Treating drinking water by using home distillation units is one option avail- able if you have a water quality problem. Distillation effectively removes inorganic compounds, bacteria, particles and some organic contaminants. How- ever, other treatment methods may be better for these contaminants and more cost-effective as well. Distillation is not a very common method for home water treatment.

For Further Information

For further information on water quality contact your county Cooperative Extension office or local health department.
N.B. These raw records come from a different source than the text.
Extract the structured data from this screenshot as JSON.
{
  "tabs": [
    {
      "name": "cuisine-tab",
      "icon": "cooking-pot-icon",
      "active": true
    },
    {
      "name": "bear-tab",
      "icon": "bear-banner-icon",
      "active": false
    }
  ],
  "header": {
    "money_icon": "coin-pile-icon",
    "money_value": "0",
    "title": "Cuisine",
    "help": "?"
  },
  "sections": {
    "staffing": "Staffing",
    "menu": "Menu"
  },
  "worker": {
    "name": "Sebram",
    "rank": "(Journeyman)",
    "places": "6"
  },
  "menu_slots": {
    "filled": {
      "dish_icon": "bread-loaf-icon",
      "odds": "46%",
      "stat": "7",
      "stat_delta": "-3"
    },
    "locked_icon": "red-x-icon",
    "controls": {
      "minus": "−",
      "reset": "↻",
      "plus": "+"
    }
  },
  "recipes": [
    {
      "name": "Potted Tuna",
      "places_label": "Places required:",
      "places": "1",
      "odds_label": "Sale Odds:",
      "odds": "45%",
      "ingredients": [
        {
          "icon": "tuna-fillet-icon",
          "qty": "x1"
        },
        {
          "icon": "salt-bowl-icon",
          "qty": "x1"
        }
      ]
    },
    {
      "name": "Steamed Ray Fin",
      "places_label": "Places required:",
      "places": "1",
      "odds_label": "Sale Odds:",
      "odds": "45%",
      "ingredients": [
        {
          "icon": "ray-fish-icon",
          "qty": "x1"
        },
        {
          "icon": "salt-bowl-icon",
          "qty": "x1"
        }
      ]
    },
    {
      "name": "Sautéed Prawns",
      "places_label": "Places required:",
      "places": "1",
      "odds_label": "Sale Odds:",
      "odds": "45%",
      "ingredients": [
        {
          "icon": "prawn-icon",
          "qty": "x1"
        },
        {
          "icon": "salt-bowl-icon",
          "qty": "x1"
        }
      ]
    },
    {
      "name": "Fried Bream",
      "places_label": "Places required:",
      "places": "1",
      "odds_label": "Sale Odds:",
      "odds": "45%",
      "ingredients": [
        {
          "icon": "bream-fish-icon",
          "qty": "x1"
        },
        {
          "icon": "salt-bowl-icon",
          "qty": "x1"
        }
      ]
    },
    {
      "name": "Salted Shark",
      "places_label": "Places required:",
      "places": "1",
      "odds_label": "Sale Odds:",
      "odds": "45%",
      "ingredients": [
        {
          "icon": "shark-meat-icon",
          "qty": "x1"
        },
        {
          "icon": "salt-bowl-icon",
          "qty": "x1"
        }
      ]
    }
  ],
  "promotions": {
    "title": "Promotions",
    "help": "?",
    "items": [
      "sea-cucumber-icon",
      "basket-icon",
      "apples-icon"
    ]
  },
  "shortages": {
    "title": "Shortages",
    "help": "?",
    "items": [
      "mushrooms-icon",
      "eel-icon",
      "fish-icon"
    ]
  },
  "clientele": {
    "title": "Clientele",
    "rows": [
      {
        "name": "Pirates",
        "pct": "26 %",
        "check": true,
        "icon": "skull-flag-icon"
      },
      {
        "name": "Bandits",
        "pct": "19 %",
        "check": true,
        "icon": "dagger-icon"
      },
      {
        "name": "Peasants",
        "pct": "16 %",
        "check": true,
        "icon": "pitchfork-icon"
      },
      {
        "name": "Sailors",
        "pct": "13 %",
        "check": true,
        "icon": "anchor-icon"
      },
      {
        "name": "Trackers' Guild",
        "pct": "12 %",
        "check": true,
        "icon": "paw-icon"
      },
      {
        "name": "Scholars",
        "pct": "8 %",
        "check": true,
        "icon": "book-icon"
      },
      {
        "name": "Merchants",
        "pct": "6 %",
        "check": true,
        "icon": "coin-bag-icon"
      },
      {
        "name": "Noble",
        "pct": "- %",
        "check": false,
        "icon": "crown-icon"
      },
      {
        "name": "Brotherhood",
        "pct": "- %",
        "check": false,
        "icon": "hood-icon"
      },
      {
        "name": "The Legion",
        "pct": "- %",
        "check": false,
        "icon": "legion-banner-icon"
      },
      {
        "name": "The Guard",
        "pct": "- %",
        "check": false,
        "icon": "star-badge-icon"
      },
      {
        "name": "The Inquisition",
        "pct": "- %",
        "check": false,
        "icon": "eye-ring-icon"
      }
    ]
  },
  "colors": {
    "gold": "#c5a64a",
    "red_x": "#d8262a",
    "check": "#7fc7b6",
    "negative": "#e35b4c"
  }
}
The following bulletins in the WQ series may also be helpful:

WQ 1 "Water Testing Laboratories"
WQ 2 "What Is Ground Water?"
WQ 3 "How to Take a Water Sample"
WQ 4 "Why Test Your Water?"
WQ 5 "Interpreting Water Test Results Part One: Inorganic Materials"
WQ 6 "Buying Home Water Equipment"
WQ 9 "Water Quality for Animals"
WQ 10 "Wetlands and Water Quality"
WQ 11 "Sulphur Water Control"
WQ 13 "Home Water Treatment Using Activated Carbon"
WQ 14 "Reverse Osmosis for Home Treatment of Drinking Water"
WQ 16 "Bacterial Contamination of Household Water"


Kamrin, Michael, Nancy Hayden, Barry Christian, Dan Bennack and Frank D'Itri, WQ 22 "Distillation For Home Water Treatment," Cooperative Extension Service, Michigan State University, 1990.

*Reviewed and revised by Adel Pfeil, Extension Specialist, Department of Con- sumer Sciences and Retailing.

Editor: Cheri L. Janssen, Department of Agronomy

Cooperative Extension work in Agriculture and Home Economics, state of Indiana, Purdue University, and U.S. Department of Agriculture cooperating; H. A. Wadsworth, Director, West Lafayette, IN. Issued in furtherance of the acts of May 8 and June 30, 1914. The Cooperative Extension Service of Purdue University is an affirmative action/equal opportunity institution.